Thursday, May 23, 2013

Well, well, well, Forming Intentional Disciples ... we meet again.

Head's up for anyone interested in evangelism and discipleship - Our Sunday Visitor is offering Sherry Weddell's _Forming Intentional Disciples_ for $10, free shipping, from now until May 31st. This is an incredible discount on a very worthwhile book.

This is conjunction with's Lawn Chair Catechism book club.
Saw this notice on Facebook from Jen Fitz.

A feeling of doom ... or perhaps one might be more polite and say fate ... swept over me.

I have seen this book mentioned again and again by bloggers I trust implicitly. The most recent was Melanie Bettinelli at The Wine Dark Sea.



It may not hit you the way it did me, but my heart was wrung thinking of this:
Nearly a third of self-identified Catholics believe in an impersonal God.[. . .] only 48 percent of Catholics were absolutely certain that the God they believed in was a God with whom they could have a personal relationship.
That's a heart breaker.

Now, why do I feel I need to read this book? Is it my job to form intentional disciples?

I don't know. I really don't.

But I don't think it can hurt to understand that a lot of folks aren't coming from the same place that I am, one of knowing God is intensely personal.

Plus, I can push it on my pastor and various other Church leaders. Because pushing things is what I'm all about, as we all know.

So I haven't read it, but I am passing along the news about the great savings in case you're interested. I can always push a good sale.


  1. I'll cut right to the end of the book and answer your question: It is partly your job. You, Julie D., who have the gift of hospitality . . . you have a little part to play. Which I think you're already playing. So the book will mostly be very reassuring for you, I think.

    1. Ohhhh, the gift of hospitality. You make me happy ...

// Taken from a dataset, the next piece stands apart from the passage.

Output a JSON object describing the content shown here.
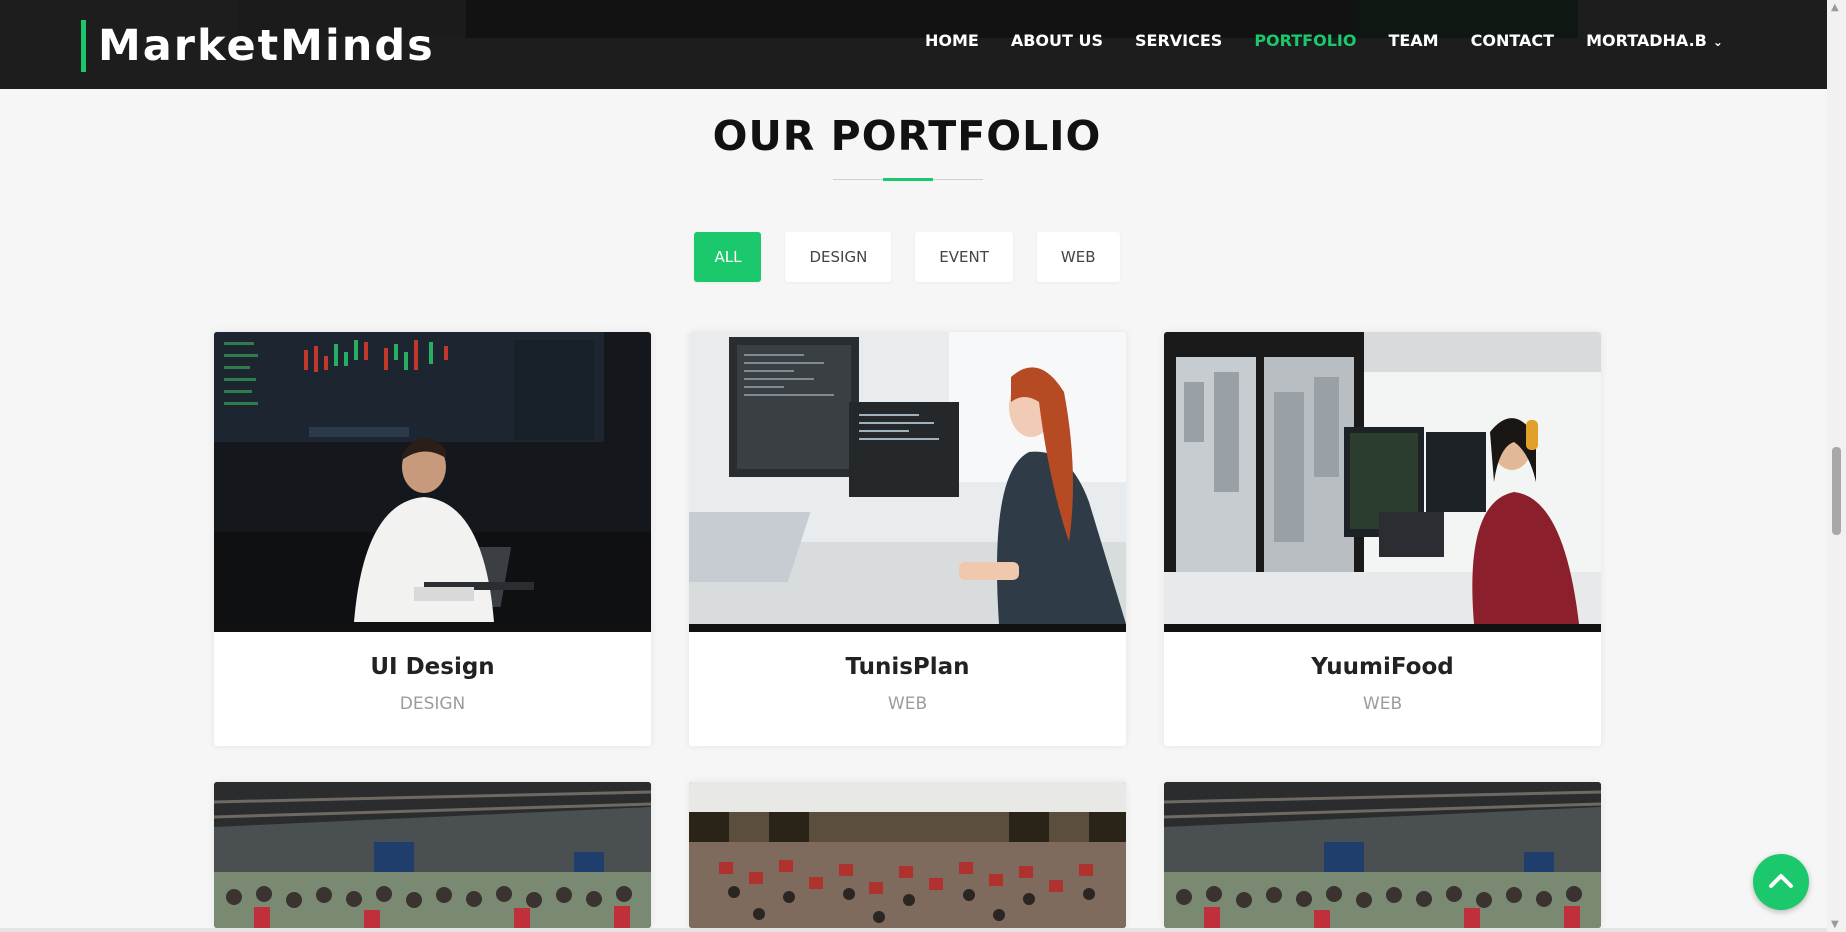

  2. I'll echo the wise Jen Fitz in thinking you're playing your part. The book speaks highly of programs like Christ Renews His Parish, which I've only ever heard of because of you. But I'll agree that you should read the book too because I think the more self-aware you are the better. I'm really attracted to her descriptions of how to address people at the various stages of the journey toward discipleship and her practical suggestions of how to initiate conversations. Anyway, I'm curious to get your take on it.

    1. Melanie, you flatter me (and so does Jen).

      You intrigue me with the idea of practical conversation with people at different stages of discipleship. This is the very conversation our deacon and I had yesterday after I sent him the info and link to your blog. It was that question of how to foster discipleship. CRHP ain't a gonna reach everyone. And some of us fall away. You know how that is.

  3. Don't read the book. In fact, you should probably take this post down. Last summer, I was just minding my own business, working out my salvation in fear and trembling from the comfort of my own home; then I read the book and blogged about it. Next thing I know I'm getting up early every Sunday to help with RCIA, I'm signed up to Facebook groups discussing the New Evangelization, I'm getting letters from my pastor telling me and 69 other "leaders of our community" it's time to use the grace of our baptismal calling to reach out to others. None of this did I ask for or want, and none of it did I have any grounds to refuse.

    FID is dangerous stuff.

    1. Well, I am already in a similar situation, including a ministry that I dreamed up on my own (who am I fooling, the Holy Spirit nudged me into it). So perhaps I can just lead others astray! It's less lonely that way! :-D